Thursday, April 22, 2010

Random Links for the Day

FemaleScienceProfessor tells an Evil Reviewer story.

The CRA blog tells us that DARPA is back, in terms of funding university research.  Ed Lazowska has related posts here and here at the CCC blog.

If you think deciding authorship is complicated normally, what about for Polymath projects?

For my last lecture in Algorithms and Data Structures, I try to show something that I, at least, think is amazing:  maximal palindromes can be found in linear time.   (pp. 197-198 of Gusfield's book Algorithms on Strings, Trees and Sequences: Computer Science and Computational Biology). 

But this year, I didn't miss enough lectures during the semester.  So I still have one more lecture -- a good excuse to finally add a brief discussion of Bubblesearch (randomized greedy) and maybe also Human-Guided Tabu Search into the class. 


Geoff Knauth said...

Looks like an interesting book, thanks for the tip. We had a colloquium speaker today on computational biology. This is very useful. Is this book the best general reference to date for the subject?
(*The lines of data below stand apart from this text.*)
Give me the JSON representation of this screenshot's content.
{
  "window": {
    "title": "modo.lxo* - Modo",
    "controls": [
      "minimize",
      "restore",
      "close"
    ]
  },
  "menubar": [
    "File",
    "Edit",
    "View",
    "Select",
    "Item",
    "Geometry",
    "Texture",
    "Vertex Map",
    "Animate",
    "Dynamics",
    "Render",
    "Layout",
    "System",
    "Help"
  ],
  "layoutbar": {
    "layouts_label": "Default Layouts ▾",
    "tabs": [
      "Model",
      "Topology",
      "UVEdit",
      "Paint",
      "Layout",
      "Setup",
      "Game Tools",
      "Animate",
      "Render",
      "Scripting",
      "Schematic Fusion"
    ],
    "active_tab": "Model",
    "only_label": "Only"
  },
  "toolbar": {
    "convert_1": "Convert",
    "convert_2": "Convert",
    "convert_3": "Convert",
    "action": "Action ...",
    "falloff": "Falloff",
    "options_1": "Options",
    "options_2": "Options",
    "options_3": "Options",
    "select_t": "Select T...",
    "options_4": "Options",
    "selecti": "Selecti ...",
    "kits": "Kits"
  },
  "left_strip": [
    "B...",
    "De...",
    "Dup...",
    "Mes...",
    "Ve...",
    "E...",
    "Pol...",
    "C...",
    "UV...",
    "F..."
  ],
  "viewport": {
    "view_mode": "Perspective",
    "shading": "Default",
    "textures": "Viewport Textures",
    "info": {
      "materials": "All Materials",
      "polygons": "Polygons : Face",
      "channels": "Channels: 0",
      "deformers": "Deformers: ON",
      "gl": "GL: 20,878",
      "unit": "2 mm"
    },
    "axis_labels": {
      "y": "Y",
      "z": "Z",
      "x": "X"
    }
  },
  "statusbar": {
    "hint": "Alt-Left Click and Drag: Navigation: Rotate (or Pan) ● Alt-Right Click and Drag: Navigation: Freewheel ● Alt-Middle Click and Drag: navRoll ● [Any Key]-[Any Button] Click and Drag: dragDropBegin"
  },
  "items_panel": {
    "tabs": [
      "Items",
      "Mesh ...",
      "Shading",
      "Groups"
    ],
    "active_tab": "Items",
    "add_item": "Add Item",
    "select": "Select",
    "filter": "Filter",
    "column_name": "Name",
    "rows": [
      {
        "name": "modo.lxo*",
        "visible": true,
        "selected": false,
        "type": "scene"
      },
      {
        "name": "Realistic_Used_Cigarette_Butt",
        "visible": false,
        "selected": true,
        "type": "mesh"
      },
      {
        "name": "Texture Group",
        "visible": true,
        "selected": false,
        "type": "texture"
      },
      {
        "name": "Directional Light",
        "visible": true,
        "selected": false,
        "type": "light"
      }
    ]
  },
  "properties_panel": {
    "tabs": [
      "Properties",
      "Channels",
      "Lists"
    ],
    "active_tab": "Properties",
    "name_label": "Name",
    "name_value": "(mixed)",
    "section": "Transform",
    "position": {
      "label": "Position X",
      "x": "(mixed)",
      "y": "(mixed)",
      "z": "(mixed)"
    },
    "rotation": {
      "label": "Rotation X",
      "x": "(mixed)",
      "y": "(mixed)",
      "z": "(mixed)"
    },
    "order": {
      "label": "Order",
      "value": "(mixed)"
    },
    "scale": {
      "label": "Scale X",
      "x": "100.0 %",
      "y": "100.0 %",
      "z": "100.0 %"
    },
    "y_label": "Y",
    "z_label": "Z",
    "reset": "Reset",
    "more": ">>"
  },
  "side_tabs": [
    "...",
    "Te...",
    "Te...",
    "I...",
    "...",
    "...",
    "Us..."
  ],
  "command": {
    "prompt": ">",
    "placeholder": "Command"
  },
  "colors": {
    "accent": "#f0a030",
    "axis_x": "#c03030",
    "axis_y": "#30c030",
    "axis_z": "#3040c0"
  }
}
I'm puzzled/amused so much work is still done in Perl, but I gather it's because searches are mostly ad hoc.

Anonymous said...

You could also take the opportunity to, you know, not talk about your own one-off papers but instead lecture on interesting/cool stuff done by other people. How about locally-sensitive hashing?

Michael Mitzenmacher said...

Anon #2: LSH is an interesting topic, but doesn't really fit naturally in the class -- particularly for a last 1/2-lecture or so.

Since I've often said in this blog (and, indeed, probably several other blogs) that I think "heuristic methods" are under-discussed in algorithms classes, it makes sense to spend the bit of time on them (especially as it's the subject of the programming assignment they're turning in that day). Since I've often said that BubbleSearch should be taught in every undergrad algorithms class, as it is a very simple and useful generalization for greedy algorithms, it makes sense I'd teach that. Finally, since I don't generally talk about "things I do" in class -- the closest is the lecture I spend on document similarity, following the approach of Andrei Broder, which does use min-wise independent permutations, but I gloss that over -- I think giving them context of "things their professor(s) do" is a reasonable thing.

There, that seems like a nice, professional response to your comment -- even though the tone of your first sentence makes you seem like something of a jerk.